My spiritual director, a Trappist monk, told me about the Eastern Catholic Churches and suggested that I attend one consistently for at least six months to help discern where the Holy Spirit was calling me. This led me to St. Irene Byzantine Catholic Church in North Portland. Here, in a Catholic Church, my senses were overwhelmed with the sacred and sublime beauty of the Byzantine Liturgy: the icons, the incense, the chant, and the gestures. Father Schmemann encapsulates the profundity of the Divine Liturgy: “The liturgy is, before everything else, the joyous gathering of those who are to meet the risen Lord and to enter with him into the bridal chamber. And it is this joy of expectation and this expectation of joy that are expressed in singing and ritual, in vestments and in censing, in that whole beauty of the liturgy.”

The Eastern Church continues to place the ascetic tradition of the church at the forefront of her spirituality. Fasting and abstinence occur on most Wednesdays and Fridays, and every day throughout Lent. Daily prayers also incorporate metanies (profound bows where one bends at the waist and touches the floor with the right hand) and full prostrations. This participation of the body in one’s spirituality helps teach one discipline, how to keep one’s addictions in check, how to humbly call on our Lord in supplication when we have fallen, and to remember that the sanctification and salvation we are participating in with God includes the whole person: mind, soul, spirit, and body.

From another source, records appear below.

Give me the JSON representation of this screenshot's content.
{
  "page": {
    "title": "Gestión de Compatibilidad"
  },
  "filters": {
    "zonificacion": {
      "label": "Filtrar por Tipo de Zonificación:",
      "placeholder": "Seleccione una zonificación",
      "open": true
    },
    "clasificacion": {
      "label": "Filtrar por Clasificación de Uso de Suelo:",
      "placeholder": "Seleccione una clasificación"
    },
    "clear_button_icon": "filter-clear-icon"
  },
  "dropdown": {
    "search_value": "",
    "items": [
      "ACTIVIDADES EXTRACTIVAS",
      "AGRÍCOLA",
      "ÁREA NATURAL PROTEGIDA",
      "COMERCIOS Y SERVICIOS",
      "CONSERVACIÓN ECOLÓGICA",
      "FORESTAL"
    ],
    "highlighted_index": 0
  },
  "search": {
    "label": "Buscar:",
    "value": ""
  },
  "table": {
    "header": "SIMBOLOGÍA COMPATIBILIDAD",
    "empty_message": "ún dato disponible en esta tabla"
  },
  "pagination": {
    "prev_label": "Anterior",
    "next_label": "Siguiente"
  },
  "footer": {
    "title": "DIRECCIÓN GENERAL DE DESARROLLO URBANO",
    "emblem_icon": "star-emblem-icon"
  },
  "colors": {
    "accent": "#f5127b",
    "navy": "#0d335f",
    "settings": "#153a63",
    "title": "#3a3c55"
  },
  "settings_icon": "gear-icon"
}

After consistently attending Divine Liturgies at St. Irene and keeping my daily prayer rule, the world was again alive with the fecundity of God, or rather, I was again conscious of God’s gratuitous outpouring of life and love in myself and all around me. The hymnody of the Byzantine Catholic Church is glorious and theologically rich. Away from church, I would catch myself singing parts from the divine services and come to realize that the words were from one of the church fathers or from an ecumenical council. The harmony and poetry of the liturgy follows one outside the walls of the church, revealing God in every nook and cranny of our sacred world. Father Schmemann describes the radiant joy one experiences when living a life grounded in the liturgy: “In the radiance of His light the world is not commonplace. The very floor we stand on is a miracle of atoms whizzing about in space.”

Another blessing of Byzantine Catholic parishes is that they tend to be smaller, so it is easier to get involved in various ministries, to feel connected with other parishioners and to get to know the priest. When a prayer request is emailed out, you typically know the person in need of prayer. I had never intended to sing, or chant as it is known in the Byzantine tradition. But there was a need at St. Irene’s, so I plunged into the role and it has proved to be the most effective form of catechesis I have ever encountered. In memorizing the hymns, I have learned the doctrines that have been handed down to us in our sacred tradition, which was the very intent of the Byzantine hymnographers.

I do not mean to detract from the Western Church. She shares in the sacred deposit of faith, and her faithful experience joy, sanctification and profound relationships with Christ through her unique genius and expression of the apostolic faith. I continue to attend daily Mass two days per week, so am certainly breathing with both lungs of the church. On my journey, though, an Eastern Catholic Church lifted me out of the torrent of a secularized mindset — a mindset lacking deep trust in God, joy, and openness to mystery — and placed me in the safety of the Ark of the Byzantine Catholic Church.

The Church Universal is one, holy, catholic, and apostolic, and the Byzantine expression of the faith can play a pivotal role in connecting with people of our current epoch and catechizing them in the beauty, joy and depth of the one faith, as it did me. Melkite Catholic Archbishop Joseph Raya articulates the importance of the Byzantine Church for evangelizing modernity: “I deeply believe that the Byzantine way is still the most suitable way for modern man to come to the realization of the sheer poetry and grace that are in the Gospels. I believe that Western man, and especially Americans, can easily live it, and that it can add to his enrichment without any intellectual capitulation.”